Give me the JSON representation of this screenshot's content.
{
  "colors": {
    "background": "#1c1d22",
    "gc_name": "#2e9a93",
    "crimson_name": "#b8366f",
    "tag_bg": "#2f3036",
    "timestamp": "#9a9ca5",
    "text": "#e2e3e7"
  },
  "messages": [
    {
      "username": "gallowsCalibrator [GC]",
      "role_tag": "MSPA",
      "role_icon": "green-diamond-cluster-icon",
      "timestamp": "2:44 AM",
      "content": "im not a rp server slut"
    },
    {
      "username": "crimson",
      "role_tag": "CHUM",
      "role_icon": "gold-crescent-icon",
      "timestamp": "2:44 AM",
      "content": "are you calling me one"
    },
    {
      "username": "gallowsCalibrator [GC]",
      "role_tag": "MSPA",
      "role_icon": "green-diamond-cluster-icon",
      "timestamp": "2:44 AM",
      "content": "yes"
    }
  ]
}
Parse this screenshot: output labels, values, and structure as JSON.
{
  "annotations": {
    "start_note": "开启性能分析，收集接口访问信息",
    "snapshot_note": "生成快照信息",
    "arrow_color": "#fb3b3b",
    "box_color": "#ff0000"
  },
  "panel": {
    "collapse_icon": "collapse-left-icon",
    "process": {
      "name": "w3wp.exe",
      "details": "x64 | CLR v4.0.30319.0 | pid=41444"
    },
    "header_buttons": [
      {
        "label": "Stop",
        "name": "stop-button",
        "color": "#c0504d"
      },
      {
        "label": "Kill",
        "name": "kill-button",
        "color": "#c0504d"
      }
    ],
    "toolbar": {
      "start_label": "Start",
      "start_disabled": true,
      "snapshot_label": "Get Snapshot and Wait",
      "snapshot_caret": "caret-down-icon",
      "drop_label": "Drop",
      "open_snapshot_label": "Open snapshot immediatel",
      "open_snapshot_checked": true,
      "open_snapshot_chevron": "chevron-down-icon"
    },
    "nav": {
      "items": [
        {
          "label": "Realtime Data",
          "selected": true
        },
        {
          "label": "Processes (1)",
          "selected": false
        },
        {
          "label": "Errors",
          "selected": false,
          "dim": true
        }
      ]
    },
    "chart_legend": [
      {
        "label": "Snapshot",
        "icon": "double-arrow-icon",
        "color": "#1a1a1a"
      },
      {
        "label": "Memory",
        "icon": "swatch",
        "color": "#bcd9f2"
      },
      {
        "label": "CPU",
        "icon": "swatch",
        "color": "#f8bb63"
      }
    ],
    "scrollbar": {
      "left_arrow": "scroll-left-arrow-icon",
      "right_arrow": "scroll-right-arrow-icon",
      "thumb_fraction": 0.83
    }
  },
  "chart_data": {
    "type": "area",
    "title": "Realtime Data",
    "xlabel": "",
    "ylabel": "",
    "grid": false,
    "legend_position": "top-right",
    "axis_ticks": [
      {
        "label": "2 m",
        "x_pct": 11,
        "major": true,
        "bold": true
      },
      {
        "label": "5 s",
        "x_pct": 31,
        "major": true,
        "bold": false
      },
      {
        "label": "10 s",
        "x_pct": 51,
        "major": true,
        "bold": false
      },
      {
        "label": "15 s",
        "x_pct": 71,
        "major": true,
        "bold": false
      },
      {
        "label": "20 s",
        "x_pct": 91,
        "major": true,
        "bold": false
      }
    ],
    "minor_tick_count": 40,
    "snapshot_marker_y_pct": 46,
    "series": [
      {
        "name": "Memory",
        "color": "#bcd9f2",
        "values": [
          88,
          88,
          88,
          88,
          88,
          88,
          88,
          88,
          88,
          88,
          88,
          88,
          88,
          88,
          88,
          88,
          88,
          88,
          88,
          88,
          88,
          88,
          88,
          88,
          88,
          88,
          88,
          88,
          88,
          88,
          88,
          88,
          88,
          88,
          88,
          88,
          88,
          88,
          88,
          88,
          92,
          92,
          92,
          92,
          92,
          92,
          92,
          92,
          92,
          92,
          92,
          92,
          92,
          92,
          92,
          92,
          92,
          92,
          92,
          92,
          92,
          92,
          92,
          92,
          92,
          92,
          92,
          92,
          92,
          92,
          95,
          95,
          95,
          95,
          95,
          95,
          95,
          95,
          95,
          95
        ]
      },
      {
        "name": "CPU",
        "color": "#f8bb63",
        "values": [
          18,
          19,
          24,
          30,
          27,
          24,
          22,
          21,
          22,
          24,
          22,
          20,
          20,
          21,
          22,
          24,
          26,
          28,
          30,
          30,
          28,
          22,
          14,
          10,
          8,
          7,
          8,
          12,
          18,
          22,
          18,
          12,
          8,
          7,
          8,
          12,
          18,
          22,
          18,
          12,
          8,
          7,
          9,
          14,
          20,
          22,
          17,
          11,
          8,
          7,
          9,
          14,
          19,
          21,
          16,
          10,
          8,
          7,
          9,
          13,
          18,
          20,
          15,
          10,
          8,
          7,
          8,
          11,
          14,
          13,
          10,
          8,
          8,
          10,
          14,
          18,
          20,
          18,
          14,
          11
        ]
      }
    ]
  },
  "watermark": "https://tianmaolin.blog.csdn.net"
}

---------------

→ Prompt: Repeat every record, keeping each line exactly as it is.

→ Solution to this task:
Give me the JSON representation of this screenshot's content.
{
  "colors": {
    "background": "#1c1d22",
    "gc_name": "#2e9a93",
    "crimson_name": "#b8366f",
    "tag_bg": "#2f3036",
    "timestamp": "#9a9ca5",
    "text": "#e2e3e7"
  },
  "messages": [
    {
      "username": "gallowsCalibrator [GC]",
      "role_tag": "MSPA",
      "role_icon": "green-diamond-cluster-icon",
      "timestamp": "2:44 AM",
      "content": "im not a rp server slut"
    },
    {
      "username": "crimson",
      "role_tag": "CHUM",
      "role_icon": "gold-crescent-icon",
      "timestamp": "2:44 AM",
      "content": "are you calling me one"
    },
    {
      "username": "gallowsCalibrator [GC]",
      "role_tag": "MSPA",
      "role_icon": "green-diamond-cluster-icon",
      "timestamp": "2:44 AM",
      "content": "yes"
    }
  ]
}
Parse this screenshot: output labels, values, and structure as JSON.
{
  "annotations": {
    "start_note": "开启性能分析，收集接口访问信息",
    "snapshot_note": "生成快照信息",
    "arrow_color": "#fb3b3b",
    "box_color": "#ff0000"
  },
  "panel": {
    "collapse_icon": "collapse-left-icon",
    "process": {
      "name": "w3wp.exe",
      "details": "x64 | CLR v4.0.30319.0 | pid=41444"
    },
    "header_buttons": [
      {
        "label": "Stop",
        "name": "stop-button",
        "color": "#c0504d"
      },
      {
        "label": "Kill",
        "name": "kill-button",
        "color": "#c0504d"
      }
    ],
    "toolbar": {
      "start_label": "Start",
      "start_disabled": true,
      "snapshot_label": "Get Snapshot and Wait",
      "snapshot_caret": "caret-down-icon",
      "drop_label": "Drop",
      "open_snapshot_label": "Open snapshot immediatel",
      "open_snapshot_checked": true,
      "open_snapshot_chevron": "chevron-down-icon"
    },
    "nav": {
      "items": [
        {
          "label": "Realtime Data",
          "selected": true
        },
        {
          "label": "Processes (1)",
          "selected": false
        },
        {
          "label": "Errors",
          "selected": false,
          "dim": true
        }
      ]
    },
    "chart_legend": [
      {
        "label": "Snapshot",
        "icon": "double-arrow-icon",
        "color": "#1a1a1a"
      },
      {
        "label": "Memory",
        "icon": "swatch",
        "color": "#bcd9f2"
      },
      {
        "label": "CPU",
        "icon": "swatch",
        "color": "#f8bb63"
      }
    ],
    "scrollbar": {
      "left_arrow": "scroll-left-arrow-icon",
      "right_arrow": "scroll-right-arrow-icon",
      "thumb_fraction": 0.83
    }
  },
  "chart_data": {
    "type": "area",
    "title": "Realtime Data",
    "xlabel": "",
    "ylabel": "",
    "grid": false,
    "legend_position": "top-right",
    "axis_ticks": [
      {
        "label": "2 m",
        "x_pct": 11,
        "major": true,
        "bold": true
      },
      {
        "label": "5 s",
        "x_pct": 31,
        "major": true,
        "bold": false
      },
      {
        "label": "10 s",
        "x_pct": 51,
        "major": true,
        "bold": false
      },
      {
        "label": "15 s",
        "x_pct": 71,
        "major": true,
        "bold": false
      },
      {
        "label": "20 s",
        "x_pct": 91,
        "major": true,
        "bold": false
      }
    ],
    "minor_tick_count": 40,
    "snapshot_marker_y_pct": 46,
    "series": [
      {
        "name": "Memory",
        "color": "#bcd9f2",
        "values": [
          88,
          88,
          88,
          88,
          88,
          88,
          88,
          88,
          88,
          88,
          88,
          88,
          88,
          88,
          88,
          88,
          88,
          88,
          88,
          88,
          88,
          88,
          88,
          88,
          88,
          88,
          88,
          88,
          88,
          88,
          88,
          88,
          88,
          88,
          88,
          88,
          88,
          88,
          88,
          88,
          92,
          92,
          92,
          92,
          92,
          92,
          92,
          92,
          92,
          92,
          92,
          92,
          92,
          92,
          92,
          92,
          92,
          92,
          92,
          92,
          92,
          92,
          92,
          92,
          92,
          92,
          92,
          92,
          92,
          92,
          95,
          95,
          95,
          95,
          95,
          95,
          95,
          95,
          95,
          95
        ]
      },
      {
        "name": "CPU",
        "color": "#f8bb63",
        "values": [
          18,
          19,
          24,
          30,
          27,
          24,
          22,
          21,
          22,
          24,
          22,
          20,
          20,
          21,
          22,
          24,
          26,
          28,
          30,
          30,
          28,
          22,
          14,
          10,
          8,
          7,
          8,
          12,
          18,
          22,
          18,
          12,
          8,
          7,
          8,
          12,
          18,
          22,
          18,
          12,
          8,
          7,
          9,
          14,
          20,
          22,
          17,
          11,
          8,
          7,
          9,
          14,
          19,
          21,
          16,
          10,
          8,
          7,
          9,
          13,
          18,
          20,
          15,
          10,
          8,
          7,
          8,
          11,
          14,
          13,
          10,
          8,
          8,
          10,
          14,
          18,
          20,
          18,
          14,
          11
        ]
      }
    ]
  },
  "watermark": "https://tianmaolin.blog.csdn.net"
}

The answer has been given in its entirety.